Powada: In Maharashtra the narrative hero-laud is called Powada. The first available Powada in Marathi was written on the thrilling episode of Shivaji killing his adversary Afzal Khan. The tradition of Powada singing was kept alive by the folk singers of Maharashtra known as Gondhalis and Shahirs. The Powada is presented in a most dramatic manner. High pitch singing and melodramatic acting is its soul.

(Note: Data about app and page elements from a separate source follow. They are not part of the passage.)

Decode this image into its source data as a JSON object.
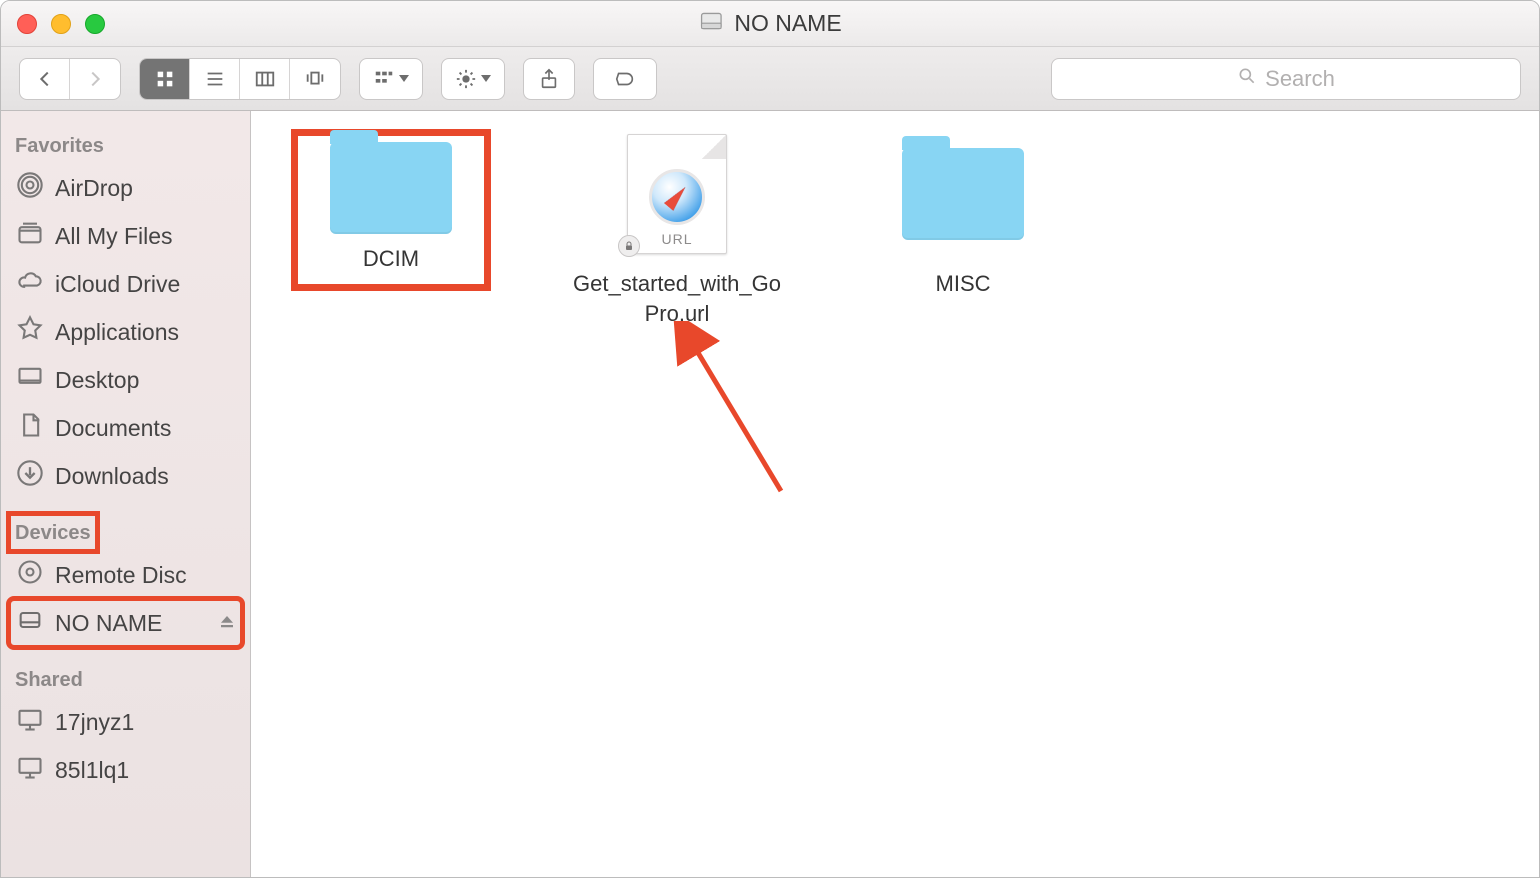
{
  "window": {
    "title": "NO NAME"
  },
  "search": {
    "placeholder": "Search"
  },
  "sidebar": {
    "sections": {
      "favorites_label": "Favorites",
      "devices_label": "Devices",
      "shared_label": "Shared"
    },
    "favorites": [
      {
        "label": "AirDrop"
      },
      {
        "label": "All My Files"
      },
      {
        "label": "iCloud Drive"
      },
      {
        "label": "Applications"
      },
      {
        "label": "Desktop"
      },
      {
        "label": "Documents"
      },
      {
        "label": "Downloads"
      }
    ],
    "devices": [
      {
        "label": "Remote Disc"
      },
      {
        "label": "NO NAME"
      }
    ],
    "shared": [
      {
        "label": "17jnyz1"
      },
      {
        "label": "85l1lq1"
      }
    ]
  },
  "content": {
    "items": [
      {
        "label": "DCIM",
        "kind": "folder",
        "highlighted": true
      },
      {
        "label": "Get_started_with_GoPro.url",
        "kind": "url",
        "badge_text": "URL"
      },
      {
        "label": "MISC",
        "kind": "folder"
      }
    ]
  },
  "annotations": {
    "highlight_color": "#e8482b",
    "arrow_from": "sidebar NO NAME",
    "arrow_to": "DCIM folder"
  }
}
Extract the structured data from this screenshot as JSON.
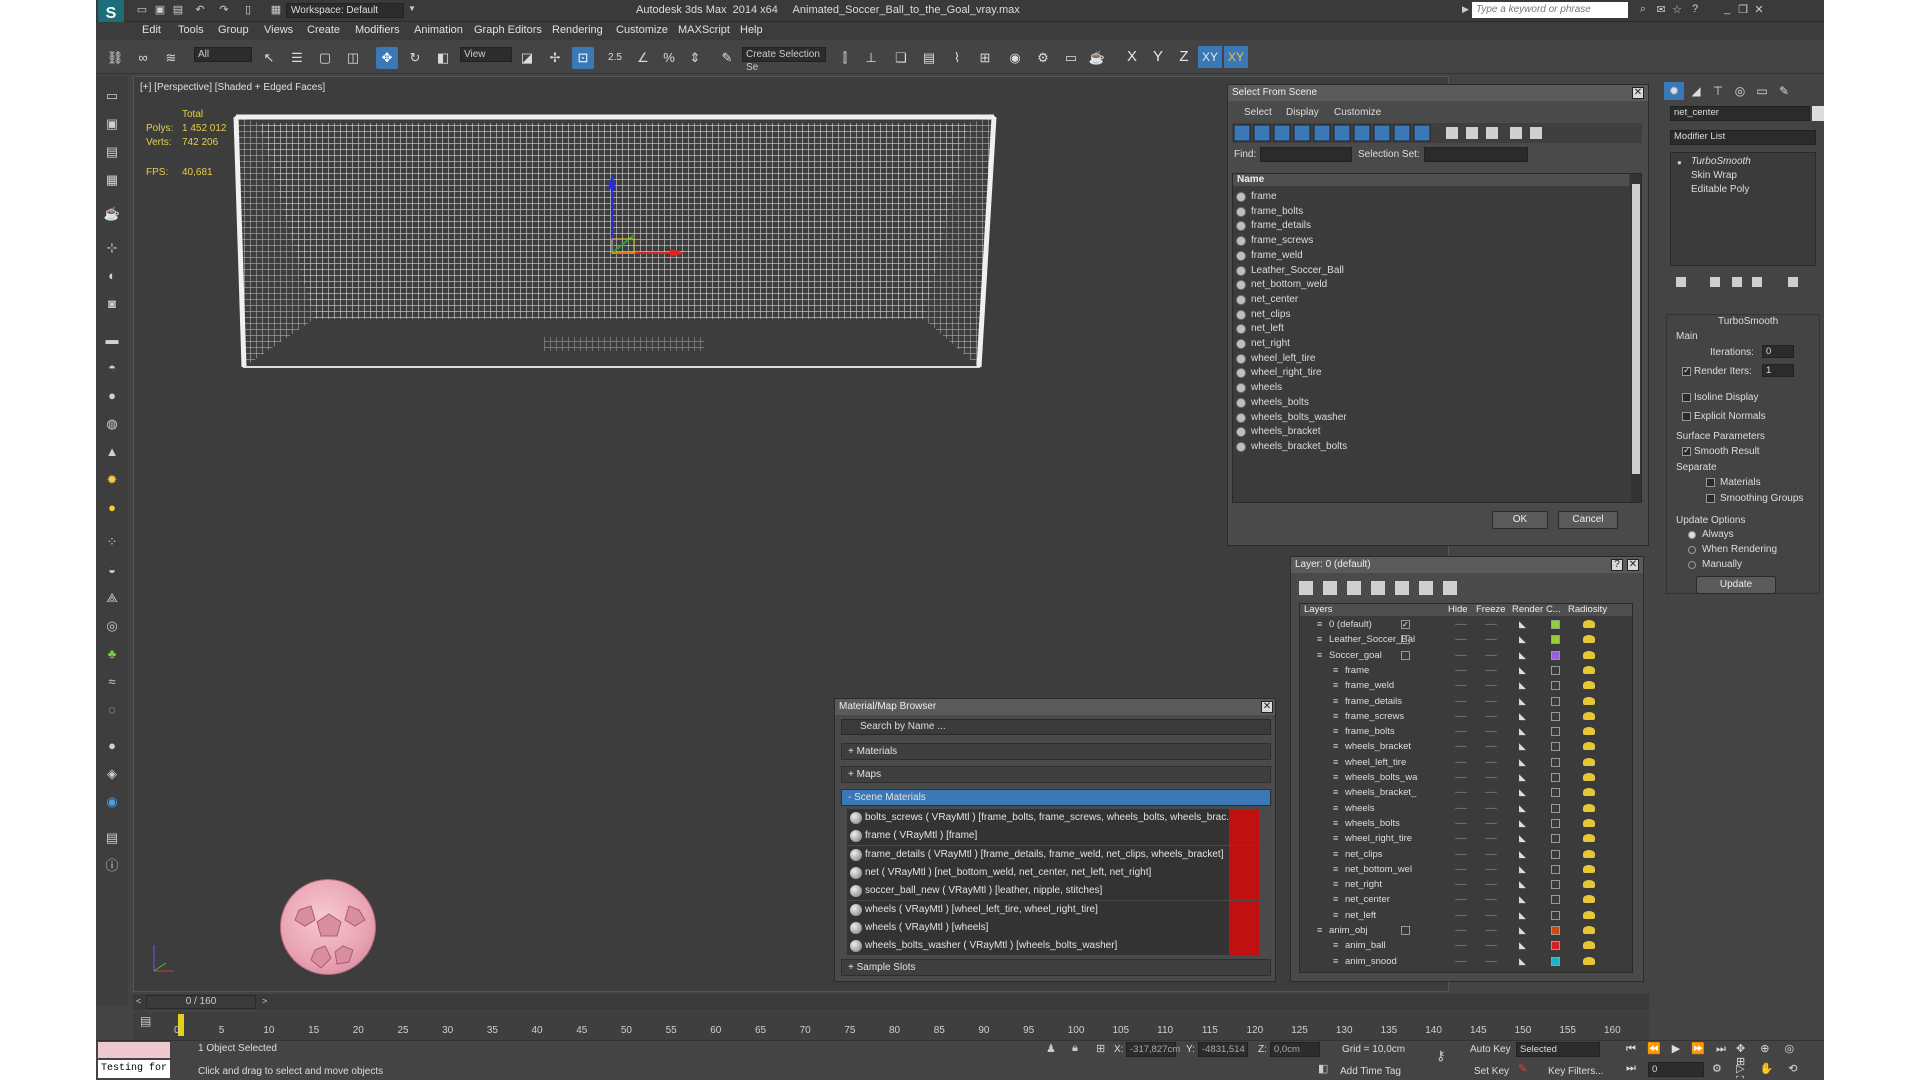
{
  "app": {
    "title": "Autodesk 3ds Max  2014 x64     Animated_Soccer_Ball_to_the_Goal_vray.max",
    "workspace": "Workspace: Default",
    "search_placeholder": "Type a keyword or phrase"
  },
  "menu": [
    "Edit",
    "Tools",
    "Group",
    "Views",
    "Create",
    "Modifiers",
    "Animation",
    "Graph Editors",
    "Rendering",
    "Customize",
    "MAXScript",
    "Help"
  ],
  "toolbar": {
    "filter": "All",
    "refcoord": "View",
    "selset": "Create Selection Se",
    "snap_label": "2.5",
    "axes": [
      "X",
      "Y",
      "Z",
      "XY",
      "XY"
    ]
  },
  "viewport": {
    "label": "[+] [Perspective] [Shaded + Edged Faces]",
    "stats": {
      "header": "Total",
      "polys_label": "Polys:",
      "polys": "1 452 012",
      "verts_label": "Verts:",
      "verts": "742 206",
      "fps_label": "FPS:",
      "fps": "40,681"
    }
  },
  "select_from_scene": {
    "title": "Select From Scene",
    "tabs": [
      "Select",
      "Display",
      "Customize"
    ],
    "find_label": "Find:",
    "selset_label": "Selection Set:",
    "column": "Name",
    "items": [
      "frame",
      "frame_bolts",
      "frame_details",
      "frame_screws",
      "frame_weld",
      "Leather_Soccer_Ball",
      "net_bottom_weld",
      "net_center",
      "net_clips",
      "net_left",
      "net_right",
      "wheel_left_tire",
      "wheel_right_tire",
      "wheels",
      "wheels_bolts",
      "wheels_bolts_washer",
      "wheels_bracket",
      "wheels_bracket_bolts"
    ],
    "ok": "OK",
    "cancel": "Cancel"
  },
  "layer_manager": {
    "title": "Layer: 0 (default)",
    "help": "?",
    "columns": [
      "Layers",
      "Hide",
      "Freeze",
      "Render",
      "C...",
      "Radiosity"
    ],
    "rows": [
      {
        "name": "0 (default)",
        "indent": 0,
        "check": "✓",
        "color": "#8fcf3a"
      },
      {
        "name": "Leather_Soccer_Bal",
        "indent": 0,
        "check": "",
        "color": "#9acd32"
      },
      {
        "name": "Soccer_goal",
        "indent": 0,
        "check": "",
        "color": "#9a5fd8"
      },
      {
        "name": "frame",
        "indent": 1,
        "color": ""
      },
      {
        "name": "frame_weld",
        "indent": 1,
        "color": ""
      },
      {
        "name": "frame_details",
        "indent": 1,
        "color": ""
      },
      {
        "name": "frame_screws",
        "indent": 1,
        "color": ""
      },
      {
        "name": "frame_bolts",
        "indent": 1,
        "color": ""
      },
      {
        "name": "wheels_bracket",
        "indent": 1,
        "color": ""
      },
      {
        "name": "wheel_left_tire",
        "indent": 1,
        "color": ""
      },
      {
        "name": "wheels_bolts_wa",
        "indent": 1,
        "color": ""
      },
      {
        "name": "wheels_bracket_",
        "indent": 1,
        "color": ""
      },
      {
        "name": "wheels",
        "indent": 1,
        "color": ""
      },
      {
        "name": "wheels_bolts",
        "indent": 1,
        "color": ""
      },
      {
        "name": "wheel_right_tire",
        "indent": 1,
        "color": ""
      },
      {
        "name": "net_clips",
        "indent": 1,
        "color": ""
      },
      {
        "name": "net_bottom_wel",
        "indent": 1,
        "color": ""
      },
      {
        "name": "net_right",
        "indent": 1,
        "color": ""
      },
      {
        "name": "net_center",
        "indent": 1,
        "color": ""
      },
      {
        "name": "net_left",
        "indent": 1,
        "color": ""
      },
      {
        "name": "anim_obj",
        "indent": 0,
        "check": "",
        "color": "#d04a10"
      },
      {
        "name": "anim_ball",
        "indent": 1,
        "color": "#d42020"
      },
      {
        "name": "anim_snood",
        "indent": 1,
        "color": "#20b0c8"
      }
    ]
  },
  "material_browser": {
    "title": "Material/Map Browser",
    "search": "Search by Name ...",
    "cat_materials": "+ Materials",
    "cat_maps": "+ Maps",
    "cat_scene": "- Scene Materials",
    "cat_samples": "+ Sample Slots",
    "items": [
      "bolts_screws ( VRayMtl ) [frame_bolts, frame_screws, wheels_bolts, wheels_brac...",
      "frame ( VRayMtl ) [frame]",
      "frame_details ( VRayMtl ) [frame_details, frame_weld, net_clips, wheels_bracket]",
      "net ( VRayMtl ) [net_bottom_weld, net_center, net_left, net_right]",
      "soccer_ball_new ( VRayMtl ) [leather, nipple, stitches]",
      "wheels ( VRayMtl ) [wheel_left_tire, wheel_right_tire]",
      "wheels ( VRayMtl ) [wheels]",
      "wheels_bolts_washer ( VRayMtl ) [wheels_bolts_washer]"
    ]
  },
  "command_panel": {
    "object_name": "net_center",
    "modifier_list": "Modifier List",
    "stack": [
      "TurboSmooth",
      "Skin Wrap",
      "Editable Poly"
    ],
    "turbosmooth": {
      "title": "TurboSmooth",
      "main": "Main",
      "iterations_label": "Iterations:",
      "iterations": "0",
      "render_iters_label": "Render Iters:",
      "render_iters": "1",
      "isoline": "Isoline Display",
      "explicit": "Explicit Normals",
      "surface": "Surface Parameters",
      "smooth_result": "Smooth Result",
      "separate": "Separate",
      "materials": "Materials",
      "smoothing_groups": "Smoothing Groups",
      "update_options": "Update Options",
      "always": "Always",
      "when_rendering": "When Rendering",
      "manually": "Manually",
      "update": "Update"
    }
  },
  "timeline": {
    "frame": "0 / 160",
    "ticks": [
      "0",
      "5",
      "10",
      "15",
      "20",
      "25",
      "30",
      "35",
      "40",
      "45",
      "50",
      "55",
      "60",
      "65",
      "70",
      "75",
      "80",
      "85",
      "90",
      "95",
      "100",
      "105",
      "110",
      "115",
      "120",
      "125",
      "130",
      "135",
      "140",
      "145",
      "150",
      "155",
      "160"
    ]
  },
  "status": {
    "script": "Testing for :",
    "selected": "1 Object Selected",
    "prompt": "Click and drag to select and move objects",
    "x_label": "X:",
    "x": "-317,827cm",
    "y_label": "Y:",
    "y": "-4831,514",
    "z_label": "Z:",
    "z": "0,0cm",
    "grid": "Grid = 10,0cm",
    "add_time_tag": "Add Time Tag",
    "auto_key": "Auto Key",
    "set_key": "Set Key",
    "selected_drop": "Selected",
    "key_filters": "Key Filters...",
    "frame_field": "0"
  }
}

Swang: The major theatrical tradition of folk entertainment in North India, especially Haryana, is that of Swang. It is a musical folk drama which enacts near similar stories in all its related regional variations. These stories are in verse and are sung in different classical, semi-classical but mostly in popular folk musical modes. A number of musical instruments like the ektara, dholak, kharta, sarangi and harmonium put flavour to the dialogues. Ali Baksh of Rewari, who is regarded as 'the father of folk theatre in Haryana', is the pioneer of the Swang tradition. Pandit Deep Chand, known as the "Kalidasa of Haryana", modified and polished Ali Baksh style of folk theatre. Other luminaries of Swang include Swami Har Dev, Qutabi, Dhoom, Pandit Bhartu and Pandit Lakshmi Chand.

Tamasha: Tamasha evolved itself from the earlier forms of folk entertainment in Maharashtra. It is known for its humour and erotic singing and dancing. It is one of the rare folk theatre forms of India in which women play the feminine roles. Naughty episodes of Krishna Leela are invariably enacted in the opening part of a Tamasha play. The Lavani songs, which are sung along with dancing, are delightfully naughty and erotic.


Villu Pattu: Villu Pattu literally means bow-song. This form of recitation (using a bow-shaped musical instrument) of Tamil Nadu developed in the 15th century. There are seven to eight persons in a bow-song party who form a kind of chorus that supports the main singer-narrator. The stories from Ramayana, Mahabharata and the Puranas are told in these ballad style songs.


© Copyright culturopedia.com  All Rights Reserved 2015-2018